Data records
****************

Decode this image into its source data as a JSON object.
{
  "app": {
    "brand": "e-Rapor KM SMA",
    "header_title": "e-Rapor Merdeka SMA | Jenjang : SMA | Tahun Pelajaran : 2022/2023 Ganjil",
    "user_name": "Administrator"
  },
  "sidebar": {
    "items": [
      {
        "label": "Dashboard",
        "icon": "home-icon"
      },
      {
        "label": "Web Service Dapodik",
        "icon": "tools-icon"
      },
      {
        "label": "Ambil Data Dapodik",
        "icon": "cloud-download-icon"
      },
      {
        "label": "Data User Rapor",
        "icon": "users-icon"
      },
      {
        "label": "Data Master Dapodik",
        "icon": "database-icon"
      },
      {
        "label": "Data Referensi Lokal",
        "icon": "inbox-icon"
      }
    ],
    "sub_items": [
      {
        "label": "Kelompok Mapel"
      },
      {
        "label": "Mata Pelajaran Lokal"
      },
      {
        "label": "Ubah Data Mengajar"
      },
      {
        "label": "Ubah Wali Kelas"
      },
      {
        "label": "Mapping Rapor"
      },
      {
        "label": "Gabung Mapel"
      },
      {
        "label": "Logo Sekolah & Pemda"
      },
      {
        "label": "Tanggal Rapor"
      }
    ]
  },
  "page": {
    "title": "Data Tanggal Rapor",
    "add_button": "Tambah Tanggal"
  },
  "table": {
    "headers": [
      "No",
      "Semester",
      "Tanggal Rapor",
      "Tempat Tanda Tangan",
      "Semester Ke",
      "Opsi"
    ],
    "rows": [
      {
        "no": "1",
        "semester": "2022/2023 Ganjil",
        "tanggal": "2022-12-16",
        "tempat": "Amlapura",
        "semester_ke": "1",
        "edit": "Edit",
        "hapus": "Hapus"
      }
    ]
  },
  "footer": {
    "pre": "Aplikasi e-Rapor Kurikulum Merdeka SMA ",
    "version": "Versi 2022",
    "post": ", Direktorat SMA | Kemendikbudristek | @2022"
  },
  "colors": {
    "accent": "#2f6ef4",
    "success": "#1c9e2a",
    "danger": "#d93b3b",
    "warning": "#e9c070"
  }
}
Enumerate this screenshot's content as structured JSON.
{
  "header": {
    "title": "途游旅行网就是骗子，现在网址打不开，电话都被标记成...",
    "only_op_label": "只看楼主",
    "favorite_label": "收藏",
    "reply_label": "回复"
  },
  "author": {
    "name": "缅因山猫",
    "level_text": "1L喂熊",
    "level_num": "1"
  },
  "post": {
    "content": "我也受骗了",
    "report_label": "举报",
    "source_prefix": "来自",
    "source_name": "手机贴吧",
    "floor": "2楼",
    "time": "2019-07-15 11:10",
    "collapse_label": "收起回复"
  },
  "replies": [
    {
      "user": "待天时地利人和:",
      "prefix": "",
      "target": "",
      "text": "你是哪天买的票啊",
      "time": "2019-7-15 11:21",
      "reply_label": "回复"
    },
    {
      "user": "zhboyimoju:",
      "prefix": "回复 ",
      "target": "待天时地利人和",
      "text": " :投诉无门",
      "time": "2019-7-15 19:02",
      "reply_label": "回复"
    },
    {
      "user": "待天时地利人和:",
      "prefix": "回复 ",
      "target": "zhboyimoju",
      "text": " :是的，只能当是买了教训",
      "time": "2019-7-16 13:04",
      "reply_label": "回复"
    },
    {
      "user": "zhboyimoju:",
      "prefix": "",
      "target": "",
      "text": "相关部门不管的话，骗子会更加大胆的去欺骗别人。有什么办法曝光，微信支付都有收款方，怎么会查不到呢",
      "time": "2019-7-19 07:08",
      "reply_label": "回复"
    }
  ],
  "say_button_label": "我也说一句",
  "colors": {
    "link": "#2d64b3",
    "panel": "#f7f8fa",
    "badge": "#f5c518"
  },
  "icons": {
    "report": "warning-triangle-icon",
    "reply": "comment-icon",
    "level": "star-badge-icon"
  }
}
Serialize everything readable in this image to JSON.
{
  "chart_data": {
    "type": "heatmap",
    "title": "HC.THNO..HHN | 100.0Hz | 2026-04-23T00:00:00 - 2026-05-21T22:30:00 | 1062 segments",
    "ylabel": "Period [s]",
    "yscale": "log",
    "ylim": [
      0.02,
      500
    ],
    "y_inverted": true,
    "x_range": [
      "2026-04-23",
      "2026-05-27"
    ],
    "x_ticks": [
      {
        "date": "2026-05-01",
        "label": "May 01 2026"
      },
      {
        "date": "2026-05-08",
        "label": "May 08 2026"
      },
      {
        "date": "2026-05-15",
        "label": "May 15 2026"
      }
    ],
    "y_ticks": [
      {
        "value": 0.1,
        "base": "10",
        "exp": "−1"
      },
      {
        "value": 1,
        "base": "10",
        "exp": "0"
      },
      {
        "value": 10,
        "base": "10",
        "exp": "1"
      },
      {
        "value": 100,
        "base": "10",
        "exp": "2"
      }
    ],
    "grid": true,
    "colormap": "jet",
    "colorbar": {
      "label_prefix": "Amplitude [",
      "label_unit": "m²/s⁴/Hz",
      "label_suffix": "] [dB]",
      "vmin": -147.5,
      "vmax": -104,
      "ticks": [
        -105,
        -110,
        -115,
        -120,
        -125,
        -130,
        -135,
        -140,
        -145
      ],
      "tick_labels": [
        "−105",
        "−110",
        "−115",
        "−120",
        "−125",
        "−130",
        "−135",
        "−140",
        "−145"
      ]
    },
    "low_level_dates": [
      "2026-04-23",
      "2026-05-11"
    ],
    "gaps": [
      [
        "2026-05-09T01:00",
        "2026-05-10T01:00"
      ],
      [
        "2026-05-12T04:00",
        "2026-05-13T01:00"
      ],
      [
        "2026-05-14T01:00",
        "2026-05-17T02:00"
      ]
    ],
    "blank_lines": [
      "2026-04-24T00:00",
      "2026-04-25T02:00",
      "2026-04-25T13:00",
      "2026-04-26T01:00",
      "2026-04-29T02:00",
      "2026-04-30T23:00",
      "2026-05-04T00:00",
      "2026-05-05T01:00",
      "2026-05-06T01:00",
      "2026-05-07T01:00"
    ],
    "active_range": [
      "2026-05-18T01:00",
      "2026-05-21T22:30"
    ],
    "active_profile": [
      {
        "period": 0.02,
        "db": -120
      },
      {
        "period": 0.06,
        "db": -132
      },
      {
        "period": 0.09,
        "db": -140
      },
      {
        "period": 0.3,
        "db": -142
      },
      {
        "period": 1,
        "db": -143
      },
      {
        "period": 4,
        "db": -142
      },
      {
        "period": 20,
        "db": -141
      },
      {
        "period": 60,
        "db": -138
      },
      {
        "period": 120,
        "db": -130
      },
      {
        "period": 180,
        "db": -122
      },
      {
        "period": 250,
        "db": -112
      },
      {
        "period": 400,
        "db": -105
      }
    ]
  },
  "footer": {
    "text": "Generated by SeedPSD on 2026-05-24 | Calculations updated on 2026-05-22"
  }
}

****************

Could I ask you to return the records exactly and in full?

Decode this image into its source data as a JSON object.
{
  "app": {
    "brand": "e-Rapor KM SMA",
    "header_title": "e-Rapor Merdeka SMA | Jenjang : SMA | Tahun Pelajaran : 2022/2023 Ganjil",
    "user_name": "Administrator"
  },
  "sidebar": {
    "items": [
      {
        "label": "Dashboard",
        "icon": "home-icon"
      },
      {
        "label": "Web Service Dapodik",
        "icon": "tools-icon"
      },
      {
        "label": "Ambil Data Dapodik",
        "icon": "cloud-download-icon"
      },
      {
        "label": "Data User Rapor",
        "icon": "users-icon"
      },
      {
        "label": "Data Master Dapodik",
        "icon": "database-icon"
      },
      {
        "label": "Data Referensi Lokal",
        "icon": "inbox-icon"
      }
    ],
    "sub_items": [
      {
        "label": "Kelompok Mapel"
      },
      {
        "label": "Mata Pelajaran Lokal"
      },
      {
        "label": "Ubah Data Mengajar"
      },
      {
        "label": "Ubah Wali Kelas"
      },
      {
        "label": "Mapping Rapor"
      },
      {
        "label": "Gabung Mapel"
      },
      {
        "label": "Logo Sekolah & Pemda"
      },
      {
        "label": "Tanggal Rapor"
      }
    ]
  },
  "page": {
    "title": "Data Tanggal Rapor",
    "add_button": "Tambah Tanggal"
  },
  "table": {
    "headers": [
      "No",
      "Semester",
      "Tanggal Rapor",
      "Tempat Tanda Tangan",
      "Semester Ke",
      "Opsi"
    ],
    "rows": [
      {
        "no": "1",
        "semester": "2022/2023 Ganjil",
        "tanggal": "2022-12-16",
        "tempat": "Amlapura",
        "semester_ke": "1",
        "edit": "Edit",
        "hapus": "Hapus"
      }
    ]
  },
  "footer": {
    "pre": "Aplikasi e-Rapor Kurikulum Merdeka SMA ",
    "version": "Versi 2022",
    "post": ", Direktorat SMA | Kemendikbudristek | @2022"
  },
  "colors": {
    "accent": "#2f6ef4",
    "success": "#1c9e2a",
    "danger": "#d93b3b",
    "warning": "#e9c070"
  }
}
Enumerate this screenshot's content as structured JSON.
{
  "header": {
    "title": "途游旅行网就是骗子，现在网址打不开，电话都被标记成...",
    "only_op_label": "只看楼主",
    "favorite_label": "收藏",
    "reply_label": "回复"
  },
  "author": {
    "name": "缅因山猫",
    "level_text": "1L喂熊",
    "level_num": "1"
  },
  "post": {
    "content": "我也受骗了",
    "report_label": "举报",
    "source_prefix": "来自",
    "source_name": "手机贴吧",
    "floor": "2楼",
    "time": "2019-07-15 11:10",
    "collapse_label": "收起回复"
  },
  "replies": [
    {
      "user": "待天时地利人和:",
      "prefix": "",
      "target": "",
      "text": "你是哪天买的票啊",
      "time": "2019-7-15 11:21",
      "reply_label": "回复"
    },
    {
      "user": "zhboyimoju:",
      "prefix": "回复 ",
      "target": "待天时地利人和",
      "text": " :投诉无门",
      "time": "2019-7-15 19:02",
      "reply_label": "回复"
    },
    {
      "user": "待天时地利人和:",
      "prefix": "回复 ",
      "target": "zhboyimoju",
      "text": " :是的，只能当是买了教训",
      "time": "2019-7-16 13:04",
      "reply_label": "回复"
    },
    {
      "user": "zhboyimoju:",
      "prefix": "",
      "target": "",
      "text": "相关部门不管的话，骗子会更加大胆的去欺骗别人。有什么办法曝光，微信支付都有收款方，怎么会查不到呢",
      "time": "2019-7-19 07:08",
      "reply_label": "回复"
    }
  ],
  "say_button_label": "我也说一句",
  "colors": {
    "link": "#2d64b3",
    "panel": "#f7f8fa",
    "badge": "#f5c518"
  },
  "icons": {
    "report": "warning-triangle-icon",
    "reply": "comment-icon",
    "level": "star-badge-icon"
  }
}
Serialize everything readable in this image to JSON.
{
  "chart_data": {
    "type": "heatmap",
    "title": "HC.THNO..HHN | 100.0Hz | 2026-04-23T00:00:00 - 2026-05-21T22:30:00 | 1062 segments",
    "ylabel": "Period [s]",
    "yscale": "log",
    "ylim": [
      0.02,
      500
    ],
    "y_inverted": true,
    "x_range": [
      "2026-04-23",
      "2026-05-27"
    ],
    "x_ticks": [
      {
        "date": "2026-05-01",
        "label": "May 01 2026"
      },
      {
        "date": "2026-05-08",
        "label": "May 08 2026"
      },
      {
        "date": "2026-05-15",
        "label": "May 15 2026"
      }
    ],
    "y_ticks": [
      {
        "value": 0.1,
        "base": "10",
        "exp": "−1"
      },
      {
        "value": 1,
        "base": "10",
        "exp": "0"
      },
      {
        "value": 10,
        "base": "10",
        "exp": "1"
      },
      {
        "value": 100,
        "base": "10",
        "exp": "2"
      }
    ],
    "grid": true,
    "colormap": "jet",
    "colorbar": {
      "label_prefix": "Amplitude [",
      "label_unit": "m²/s⁴/Hz",
      "label_suffix": "] [dB]",
      "vmin": -147.5,
      "vmax": -104,
      "ticks": [
        -105,
        -110,
        -115,
        -120,
        -125,
        -130,
        -135,
        -140,
        -145
      ],
      "tick_labels": [
        "−105",
        "−110",
        "−115",
        "−120",
        "−125",
        "−130",
        "−135",
        "−140",
        "−145"
      ]
    },
    "low_level_dates": [
      "2026-04-23",
      "2026-05-11"
    ],
    "gaps": [
      [
        "2026-05-09T01:00",
        "2026-05-10T01:00"
      ],
      [
        "2026-05-12T04:00",
        "2026-05-13T01:00"
      ],
      [
        "2026-05-14T01:00",
        "2026-05-17T02:00"
      ]
    ],
    "blank_lines": [
      "2026-04-24T00:00",
      "2026-04-25T02:00",
      "2026-04-25T13:00",
      "2026-04-26T01:00",
      "2026-04-29T02:00",
      "2026-04-30T23:00",
      "2026-05-04T00:00",
      "2026-05-05T01:00",
      "2026-05-06T01:00",
      "2026-05-07T01:00"
    ],
    "active_range": [
      "2026-05-18T01:00",
      "2026-05-21T22:30"
    ],
    "active_profile": [
      {
        "period": 0.02,
        "db": -120
      },
      {
        "period": 0.06,
        "db": -132
      },
      {
        "period": 0.09,
        "db": -140
      },
      {
        "period": 0.3,
        "db": -142
      },
      {
        "period": 1,
        "db": -143
      },
      {
        "period": 4,
        "db": -142
      },
      {
        "period": 20,
        "db": -141
      },
      {
        "period": 60,
        "db": -138
      },
      {
        "period": 120,
        "db": -130
      },
      {
        "period": 180,
        "db": -122
      },
      {
        "period": 250,
        "db": -112
      },
      {
        "period": 400,
        "db": -105
      }
    ]
  },
  "footer": {
    "text": "Generated by SeedPSD on 2026-05-24 | Calculations updated on 2026-05-22"
  }
}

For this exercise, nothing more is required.